- The Council of National Psychological Associations for the Advancement of Ethnic Minority Interests (CNPAAEMI) published Guidelines for Research in Ethnic Minority Communities (APA, 2000).
- The APA’s Joint Task Force of Division 17 (Counseling Psychology) and Division 45 (Psychological Study of Ethnic Minority Issues) published Guidelines on Multicultural Education, Training, Research, Practice and Organizational Change for Psychologists (APA, 2002).
Donna M. Mertens, PhD, is a professor in the Department of Educational Foundations and Research at Gallaudet University in Washington, D.C., where she was honored with the Most Distinguished Faculty Award in 2007. She is a former president of the American Evaluation Association and continues to make contributions to the field in international and diversity issues.
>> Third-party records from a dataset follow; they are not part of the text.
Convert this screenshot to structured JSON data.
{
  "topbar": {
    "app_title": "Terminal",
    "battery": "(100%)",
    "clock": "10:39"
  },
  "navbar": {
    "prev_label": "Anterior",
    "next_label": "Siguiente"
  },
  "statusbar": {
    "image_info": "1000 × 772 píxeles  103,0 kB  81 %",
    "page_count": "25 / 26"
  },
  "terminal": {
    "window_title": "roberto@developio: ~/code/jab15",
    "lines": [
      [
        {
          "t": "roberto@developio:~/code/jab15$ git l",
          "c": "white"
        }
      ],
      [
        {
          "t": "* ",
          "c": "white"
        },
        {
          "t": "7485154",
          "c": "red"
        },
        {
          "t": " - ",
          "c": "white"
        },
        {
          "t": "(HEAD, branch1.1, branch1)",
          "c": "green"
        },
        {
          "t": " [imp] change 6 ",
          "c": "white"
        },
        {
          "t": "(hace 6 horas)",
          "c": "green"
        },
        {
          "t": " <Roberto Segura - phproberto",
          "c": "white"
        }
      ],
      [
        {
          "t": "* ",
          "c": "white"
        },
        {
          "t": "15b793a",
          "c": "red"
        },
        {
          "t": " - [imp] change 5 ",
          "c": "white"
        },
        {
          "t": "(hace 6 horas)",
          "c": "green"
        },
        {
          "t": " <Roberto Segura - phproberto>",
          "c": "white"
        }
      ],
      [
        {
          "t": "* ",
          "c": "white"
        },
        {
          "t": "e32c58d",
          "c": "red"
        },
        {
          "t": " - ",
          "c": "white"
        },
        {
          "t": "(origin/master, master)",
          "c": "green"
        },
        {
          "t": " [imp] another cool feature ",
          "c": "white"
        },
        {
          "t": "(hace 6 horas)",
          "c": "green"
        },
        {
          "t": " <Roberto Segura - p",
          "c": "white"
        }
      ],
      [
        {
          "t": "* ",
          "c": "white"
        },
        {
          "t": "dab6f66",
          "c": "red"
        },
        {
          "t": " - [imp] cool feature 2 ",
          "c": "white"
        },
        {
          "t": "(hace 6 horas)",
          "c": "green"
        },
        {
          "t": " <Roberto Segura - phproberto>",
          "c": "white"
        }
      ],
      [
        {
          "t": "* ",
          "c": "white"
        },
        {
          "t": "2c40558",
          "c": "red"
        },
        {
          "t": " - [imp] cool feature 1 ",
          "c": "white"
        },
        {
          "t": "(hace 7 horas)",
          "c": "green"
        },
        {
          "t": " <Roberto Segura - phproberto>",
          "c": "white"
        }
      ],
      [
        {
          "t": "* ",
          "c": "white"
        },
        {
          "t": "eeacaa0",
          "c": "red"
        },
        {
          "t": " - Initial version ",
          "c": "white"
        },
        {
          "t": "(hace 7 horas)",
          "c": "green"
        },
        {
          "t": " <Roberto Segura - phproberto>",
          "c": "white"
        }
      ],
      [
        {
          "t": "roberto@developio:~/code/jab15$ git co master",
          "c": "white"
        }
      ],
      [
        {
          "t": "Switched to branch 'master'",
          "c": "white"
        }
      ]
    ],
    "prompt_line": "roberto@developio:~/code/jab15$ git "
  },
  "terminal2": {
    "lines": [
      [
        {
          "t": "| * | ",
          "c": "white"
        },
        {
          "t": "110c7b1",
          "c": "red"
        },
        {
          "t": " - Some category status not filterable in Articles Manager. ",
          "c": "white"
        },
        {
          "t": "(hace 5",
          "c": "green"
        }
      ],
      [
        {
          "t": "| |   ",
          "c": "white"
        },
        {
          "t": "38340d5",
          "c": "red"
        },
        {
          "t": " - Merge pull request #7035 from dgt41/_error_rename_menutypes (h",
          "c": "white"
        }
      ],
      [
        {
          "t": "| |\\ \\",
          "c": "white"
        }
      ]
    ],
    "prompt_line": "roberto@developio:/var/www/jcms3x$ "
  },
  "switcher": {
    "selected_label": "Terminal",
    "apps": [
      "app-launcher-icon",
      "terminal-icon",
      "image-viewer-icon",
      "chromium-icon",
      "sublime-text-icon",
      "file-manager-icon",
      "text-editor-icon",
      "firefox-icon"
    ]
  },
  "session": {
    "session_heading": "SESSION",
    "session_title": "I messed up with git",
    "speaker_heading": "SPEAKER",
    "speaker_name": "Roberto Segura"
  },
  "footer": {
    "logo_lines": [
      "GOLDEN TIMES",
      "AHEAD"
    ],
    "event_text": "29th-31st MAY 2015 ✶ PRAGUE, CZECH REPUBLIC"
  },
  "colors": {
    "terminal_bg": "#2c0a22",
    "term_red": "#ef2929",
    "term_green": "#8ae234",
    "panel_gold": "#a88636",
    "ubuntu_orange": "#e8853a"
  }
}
Her 12 books cover areas such as transformative research and evaluation, ethical issues that relate to social justice, and dimensions of diversity critical to enhancing human rights.